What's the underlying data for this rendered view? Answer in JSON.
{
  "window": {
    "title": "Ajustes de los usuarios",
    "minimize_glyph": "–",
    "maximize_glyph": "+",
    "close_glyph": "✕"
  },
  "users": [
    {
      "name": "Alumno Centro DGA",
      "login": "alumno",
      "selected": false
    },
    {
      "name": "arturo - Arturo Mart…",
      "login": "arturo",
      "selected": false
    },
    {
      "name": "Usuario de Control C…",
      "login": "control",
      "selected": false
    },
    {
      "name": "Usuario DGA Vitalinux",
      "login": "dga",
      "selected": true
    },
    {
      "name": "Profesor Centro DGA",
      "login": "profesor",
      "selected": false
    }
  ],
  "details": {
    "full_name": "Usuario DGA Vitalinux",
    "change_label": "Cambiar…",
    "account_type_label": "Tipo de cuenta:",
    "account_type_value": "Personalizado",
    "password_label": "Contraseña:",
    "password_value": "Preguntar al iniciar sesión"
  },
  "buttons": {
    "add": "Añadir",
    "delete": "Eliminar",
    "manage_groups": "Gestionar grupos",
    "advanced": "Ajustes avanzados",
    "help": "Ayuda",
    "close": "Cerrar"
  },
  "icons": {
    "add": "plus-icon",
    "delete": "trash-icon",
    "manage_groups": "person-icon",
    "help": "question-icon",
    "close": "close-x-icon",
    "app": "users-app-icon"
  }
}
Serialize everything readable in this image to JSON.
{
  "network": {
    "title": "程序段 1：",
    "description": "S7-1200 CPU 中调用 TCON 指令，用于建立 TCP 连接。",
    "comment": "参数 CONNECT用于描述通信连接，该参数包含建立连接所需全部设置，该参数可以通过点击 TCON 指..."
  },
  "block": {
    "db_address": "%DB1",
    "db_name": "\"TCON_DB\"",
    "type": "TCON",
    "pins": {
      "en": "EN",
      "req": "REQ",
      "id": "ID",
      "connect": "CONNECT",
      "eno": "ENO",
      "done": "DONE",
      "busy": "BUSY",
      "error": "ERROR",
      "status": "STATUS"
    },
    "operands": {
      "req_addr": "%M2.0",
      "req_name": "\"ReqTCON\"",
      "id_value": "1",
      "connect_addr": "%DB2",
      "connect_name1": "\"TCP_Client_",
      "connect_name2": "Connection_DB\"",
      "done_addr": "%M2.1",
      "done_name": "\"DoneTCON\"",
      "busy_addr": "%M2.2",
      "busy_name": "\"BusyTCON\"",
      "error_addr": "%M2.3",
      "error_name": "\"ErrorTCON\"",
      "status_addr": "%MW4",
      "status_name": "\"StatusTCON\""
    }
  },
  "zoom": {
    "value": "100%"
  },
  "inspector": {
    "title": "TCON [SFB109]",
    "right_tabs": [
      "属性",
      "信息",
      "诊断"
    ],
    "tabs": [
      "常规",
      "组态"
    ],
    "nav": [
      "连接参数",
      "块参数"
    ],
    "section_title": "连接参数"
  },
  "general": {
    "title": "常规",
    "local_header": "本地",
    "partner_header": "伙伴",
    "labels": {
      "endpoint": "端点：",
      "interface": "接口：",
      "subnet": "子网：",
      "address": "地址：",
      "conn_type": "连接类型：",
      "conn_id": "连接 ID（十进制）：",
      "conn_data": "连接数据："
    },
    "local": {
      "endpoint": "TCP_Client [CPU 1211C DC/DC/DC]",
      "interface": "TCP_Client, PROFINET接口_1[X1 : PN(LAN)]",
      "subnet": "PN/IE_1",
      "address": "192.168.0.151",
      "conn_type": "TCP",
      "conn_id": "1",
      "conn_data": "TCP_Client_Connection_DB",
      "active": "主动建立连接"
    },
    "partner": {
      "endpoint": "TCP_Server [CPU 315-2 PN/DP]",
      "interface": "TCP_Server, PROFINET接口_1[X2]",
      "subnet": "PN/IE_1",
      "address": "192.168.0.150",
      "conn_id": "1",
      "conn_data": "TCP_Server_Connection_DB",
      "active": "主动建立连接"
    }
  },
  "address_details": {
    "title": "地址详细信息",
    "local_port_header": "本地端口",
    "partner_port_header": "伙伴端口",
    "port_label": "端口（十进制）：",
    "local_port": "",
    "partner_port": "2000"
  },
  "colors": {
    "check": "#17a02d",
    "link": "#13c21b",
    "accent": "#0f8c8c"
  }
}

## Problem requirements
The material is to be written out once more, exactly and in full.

## Output
What's the underlying data for this rendered view? Answer in JSON.
{
  "window": {
    "title": "Ajustes de los usuarios",
    "minimize_glyph": "–",
    "maximize_glyph": "+",
    "close_glyph": "✕"
  },
  "users": [
    {
      "name": "Alumno Centro DGA",
      "login": "alumno",
      "selected": false
    },
    {
      "name": "arturo - Arturo Mart…",
      "login": "arturo",
      "selected": false
    },
    {
      "name": "Usuario de Control C…",
      "login": "control",
      "selected": false
    },
    {
      "name": "Usuario DGA Vitalinux",
      "login": "dga",
      "selected": true
    },
    {
      "name": "Profesor Centro DGA",
      "login": "profesor",
      "selected": false
    }
  ],
  "details": {
    "full_name": "Usuario DGA Vitalinux",
    "change_label": "Cambiar…",
    "account_type_label": "Tipo de cuenta:",
    "account_type_value": "Personalizado",
    "password_label": "Contraseña:",
    "password_value": "Preguntar al iniciar sesión"
  },
  "buttons": {
    "add": "Añadir",
    "delete": "Eliminar",
    "manage_groups": "Gestionar grupos",
    "advanced": "Ajustes avanzados",
    "help": "Ayuda",
    "close": "Cerrar"
  },
  "icons": {
    "add": "plus-icon",
    "delete": "trash-icon",
    "manage_groups": "person-icon",
    "help": "question-icon",
    "close": "close-x-icon",
    "app": "users-app-icon"
  }
}
Serialize everything readable in this image to JSON.
{
  "network": {
    "title": "程序段 1：",
    "description": "S7-1200 CPU 中调用 TCON 指令，用于建立 TCP 连接。",
    "comment": "参数 CONNECT用于描述通信连接，该参数包含建立连接所需全部设置，该参数可以通过点击 TCON 指..."
  },
  "block": {
    "db_address": "%DB1",
    "db_name": "\"TCON_DB\"",
    "type": "TCON",
    "pins": {
      "en": "EN",
      "req": "REQ",
      "id": "ID",
      "connect": "CONNECT",
      "eno": "ENO",
      "done": "DONE",
      "busy": "BUSY",
      "error": "ERROR",
      "status": "STATUS"
    },
    "operands": {
      "req_addr": "%M2.0",
      "req_name": "\"ReqTCON\"",
      "id_value": "1",
      "connect_addr": "%DB2",
      "connect_name1": "\"TCP_Client_",
      "connect_name2": "Connection_DB\"",
      "done_addr": "%M2.1",
      "done_name": "\"DoneTCON\"",
      "busy_addr": "%M2.2",
      "busy_name": "\"BusyTCON\"",
      "error_addr": "%M2.3",
      "error_name": "\"ErrorTCON\"",
      "status_addr": "%MW4",
      "status_name": "\"StatusTCON\""
    }
  },
  "zoom": {
    "value": "100%"
  },
  "inspector": {
    "title": "TCON [SFB109]",
    "right_tabs": [
      "属性",
      "信息",
      "诊断"
    ],
    "tabs": [
      "常规",
      "组态"
    ],
    "nav": [
      "连接参数",
      "块参数"
    ],
    "section_title": "连接参数"
  },
  "general": {
    "title": "常规",
    "local_header": "本地",
    "partner_header": "伙伴",
    "labels": {
      "endpoint": "端点：",
      "interface": "接口：",
      "subnet": "子网：",
      "address": "地址：",
      "conn_type": "连接类型：",
      "conn_id": "连接 ID（十进制）：",
      "conn_data": "连接数据："
    },
    "local": {
      "endpoint": "TCP_Client [CPU 1211C DC/DC/DC]",
      "interface": "TCP_Client, PROFINET接口_1[X1 : PN(LAN)]",
      "subnet": "PN/IE_1",
      "address": "192.168.0.151",
      "conn_type": "TCP",
      "conn_id": "1",
      "conn_data": "TCP_Client_Connection_DB",
      "active": "主动建立连接"
    },
    "partner": {
      "endpoint": "TCP_Server [CPU 315-2 PN/DP]",
      "interface": "TCP_Server, PROFINET接口_1[X2]",
      "subnet": "PN/IE_1",
      "address": "192.168.0.150",
      "conn_id": "1",
      "conn_data": "TCP_Server_Connection_DB",
      "active": "主动建立连接"
    }
  },
  "address_details": {
    "title": "地址详细信息",
    "local_port_header": "本地端口",
    "partner_port_header": "伙伴端口",
    "port_label": "端口（十进制）：",
    "local_port": "",
    "partner_port": "2000"
  },
  "colors": {
    "check": "#17a02d",
    "link": "#13c21b",
    "accent": "#0f8c8c"
  }
}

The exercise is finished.